WORK INSTRUCTIONS
Look through the lines below; wherever the word "template" appears, copy that line.

PROVIDED MATERIAL
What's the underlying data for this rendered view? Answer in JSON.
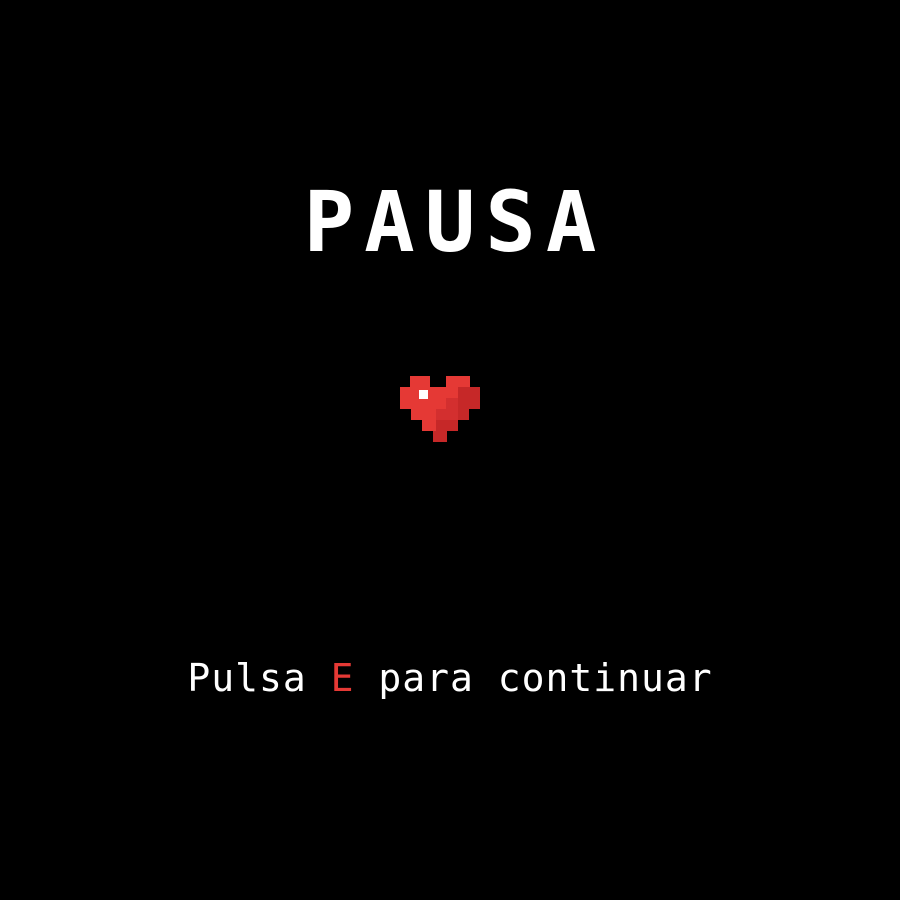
{
  "pause_screen": {
    "title": "PAUSA",
    "hint": {
      "before": "Pulsa ",
      "key": "E",
      "after": " para continuar"
    },
    "heart_icon": "pixel-heart-icon"
  },
  "colors": {
    "background": "#000000",
    "text": "#ffffff",
    "accent": "#e53935",
    "heart_main": "#e53935",
    "heart_shade": "#c62828",
    "heart_highlight": "#ffffff"
  }
}
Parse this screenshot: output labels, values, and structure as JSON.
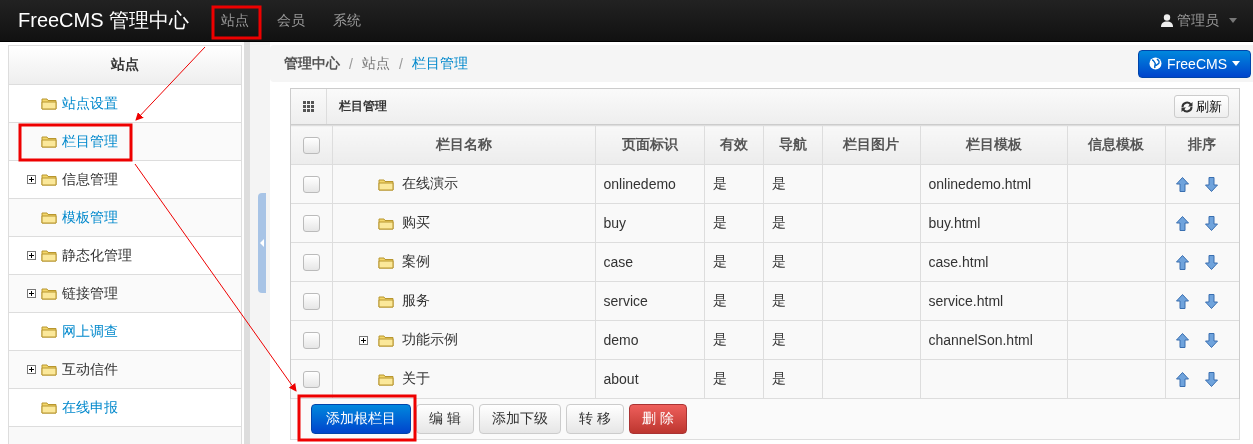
{
  "navbar": {
    "brand": "FreeCMS 管理中心",
    "items": [
      {
        "label": "站点"
      },
      {
        "label": "会员"
      },
      {
        "label": "系统"
      }
    ],
    "user": "管理员"
  },
  "sidebar": {
    "title": "站点",
    "items": [
      {
        "label": "站点设置",
        "expandable": false
      },
      {
        "label": "栏目管理",
        "expandable": false
      },
      {
        "label": "信息管理",
        "expandable": true
      },
      {
        "label": "模板管理",
        "expandable": false
      },
      {
        "label": "静态化管理",
        "expandable": true
      },
      {
        "label": "链接管理",
        "expandable": true
      },
      {
        "label": "网上调查",
        "expandable": false
      },
      {
        "label": "互动信件",
        "expandable": true
      },
      {
        "label": "在线申报",
        "expandable": false
      }
    ]
  },
  "breadcrumb": [
    {
      "text": "管理中心",
      "kind": "root"
    },
    {
      "text": "/",
      "kind": "sep"
    },
    {
      "text": "站点",
      "kind": "link"
    },
    {
      "text": "/",
      "kind": "sep"
    },
    {
      "text": "栏目管理",
      "kind": "current"
    }
  ],
  "site_button": "FreeCMS",
  "panel": {
    "title": "栏目管理",
    "refresh": "刷新",
    "table": {
      "columns": [
        "栏目名称",
        "页面标识",
        "有效",
        "导航",
        "栏目图片",
        "栏目模板",
        "信息模板",
        "排序"
      ],
      "header_checked": false,
      "rows": [
        {
          "checked": false,
          "expandable": false,
          "name": "在线演示",
          "page_id": "onlinedemo",
          "valid": "是",
          "nav": "是",
          "template": "onlinedemo.html"
        },
        {
          "checked": false,
          "expandable": false,
          "name": "购买",
          "page_id": "buy",
          "valid": "是",
          "nav": "是",
          "template": "buy.html"
        },
        {
          "checked": false,
          "expandable": false,
          "name": "案例",
          "page_id": "case",
          "valid": "是",
          "nav": "是",
          "template": "case.html"
        },
        {
          "checked": false,
          "expandable": false,
          "name": "服务",
          "page_id": "service",
          "valid": "是",
          "nav": "是",
          "template": "service.html"
        },
        {
          "checked": false,
          "expandable": true,
          "name": "功能示例",
          "page_id": "demo",
          "valid": "是",
          "nav": "是",
          "template": "channelSon.html"
        },
        {
          "checked": false,
          "expandable": false,
          "name": "关于",
          "page_id": "about",
          "valid": "是",
          "nav": "是",
          "template": ""
        }
      ]
    },
    "buttons": [
      {
        "label": "添加根栏目",
        "kind": "primary"
      },
      {
        "label": "编 辑",
        "kind": "default"
      },
      {
        "label": "添加下级",
        "kind": "default"
      },
      {
        "label": "转 移",
        "kind": "default"
      },
      {
        "label": "删 除",
        "kind": "danger"
      }
    ]
  }
}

YOUR RESPONSE
          "template": "onlinedemo.html"
          "template": "buy.html"
          "template": "case.html"
          "template": "service.html"
          "template": "channelSon.html"
          "template": ""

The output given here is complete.